• [Problem to solve] Everything from the line holding "Extract the structured" through the last line of the data, and nothing else, should be retyped exactly, with no pictures.
--
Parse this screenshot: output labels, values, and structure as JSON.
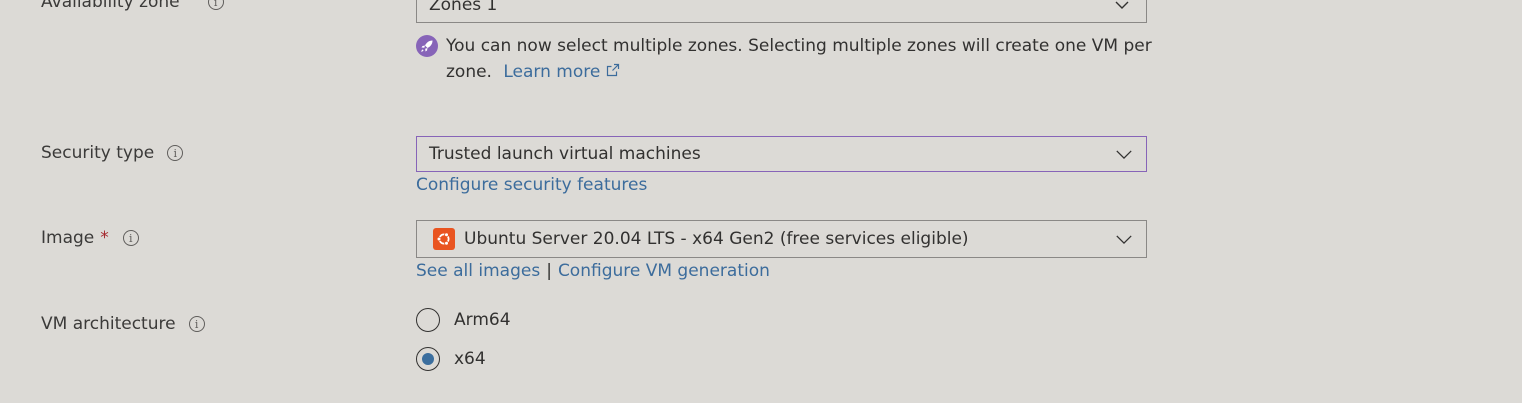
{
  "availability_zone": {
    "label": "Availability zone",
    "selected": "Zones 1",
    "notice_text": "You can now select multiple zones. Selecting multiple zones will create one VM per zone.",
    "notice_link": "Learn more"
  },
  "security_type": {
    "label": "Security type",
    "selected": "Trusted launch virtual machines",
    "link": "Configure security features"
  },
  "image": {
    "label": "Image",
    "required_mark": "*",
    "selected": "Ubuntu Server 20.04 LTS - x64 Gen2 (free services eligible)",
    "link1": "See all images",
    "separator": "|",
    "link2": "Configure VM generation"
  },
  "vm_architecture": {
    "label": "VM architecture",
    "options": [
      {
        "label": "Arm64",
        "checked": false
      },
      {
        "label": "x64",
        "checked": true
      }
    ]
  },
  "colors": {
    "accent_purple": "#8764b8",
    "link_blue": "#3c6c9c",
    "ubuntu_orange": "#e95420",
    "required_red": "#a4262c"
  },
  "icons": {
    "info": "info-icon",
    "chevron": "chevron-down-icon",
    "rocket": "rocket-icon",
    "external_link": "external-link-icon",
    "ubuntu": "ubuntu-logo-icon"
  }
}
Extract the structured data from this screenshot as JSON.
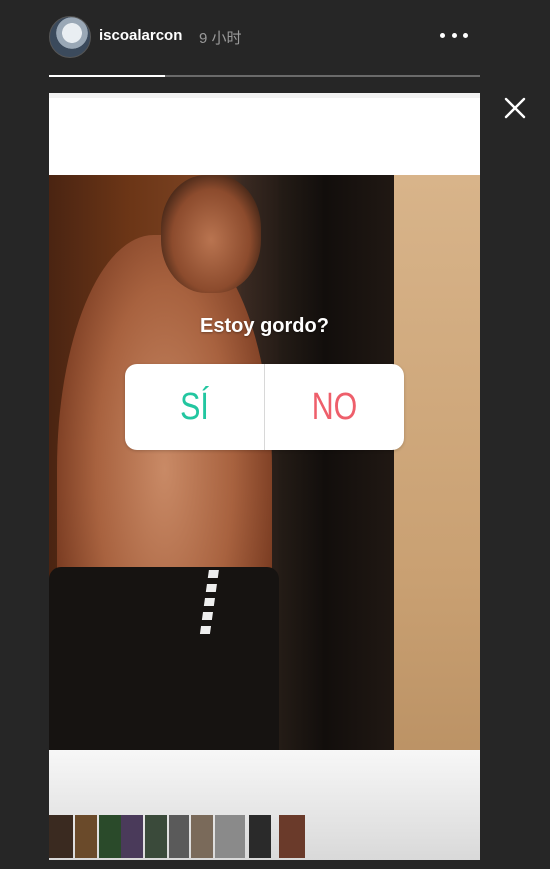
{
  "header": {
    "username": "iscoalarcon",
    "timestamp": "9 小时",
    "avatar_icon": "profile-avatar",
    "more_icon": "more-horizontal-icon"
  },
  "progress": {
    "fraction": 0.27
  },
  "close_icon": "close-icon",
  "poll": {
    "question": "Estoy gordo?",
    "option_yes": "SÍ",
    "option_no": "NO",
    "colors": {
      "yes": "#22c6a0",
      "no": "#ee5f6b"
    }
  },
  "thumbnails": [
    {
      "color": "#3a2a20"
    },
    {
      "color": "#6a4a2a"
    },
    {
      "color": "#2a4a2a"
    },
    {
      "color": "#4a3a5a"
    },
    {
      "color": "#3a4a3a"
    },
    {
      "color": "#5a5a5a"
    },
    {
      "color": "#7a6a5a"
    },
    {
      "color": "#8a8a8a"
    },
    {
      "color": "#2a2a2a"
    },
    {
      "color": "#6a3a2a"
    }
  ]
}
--
• [The answer]
Extract the structured data from this screenshot as JSON.
{
  "header": {
    "username": "iscoalarcon",
    "timestamp": "9 小时",
    "avatar_icon": "profile-avatar",
    "more_icon": "more-horizontal-icon"
  },
  "progress": {
    "fraction": 0.27
  },
  "close_icon": "close-icon",
  "poll": {
    "question": "Estoy gordo?",
    "option_yes": "SÍ",
    "option_no": "NO",
    "colors": {
      "yes": "#22c6a0",
      "no": "#ee5f6b"
    }
  },
  "thumbnails": [
    {
      "color": "#3a2a20"
    },
    {
      "color": "#6a4a2a"
    },
    {
      "color": "#2a4a2a"
    },
    {
      "color": "#4a3a5a"
    },
    {
      "color": "#3a4a3a"
    },
    {
      "color": "#5a5a5a"
    },
    {
      "color": "#7a6a5a"
    },
    {
      "color": "#8a8a8a"
    },
    {
      "color": "#2a2a2a"
    },
    {
      "color": "#6a3a2a"
    }
  ]
}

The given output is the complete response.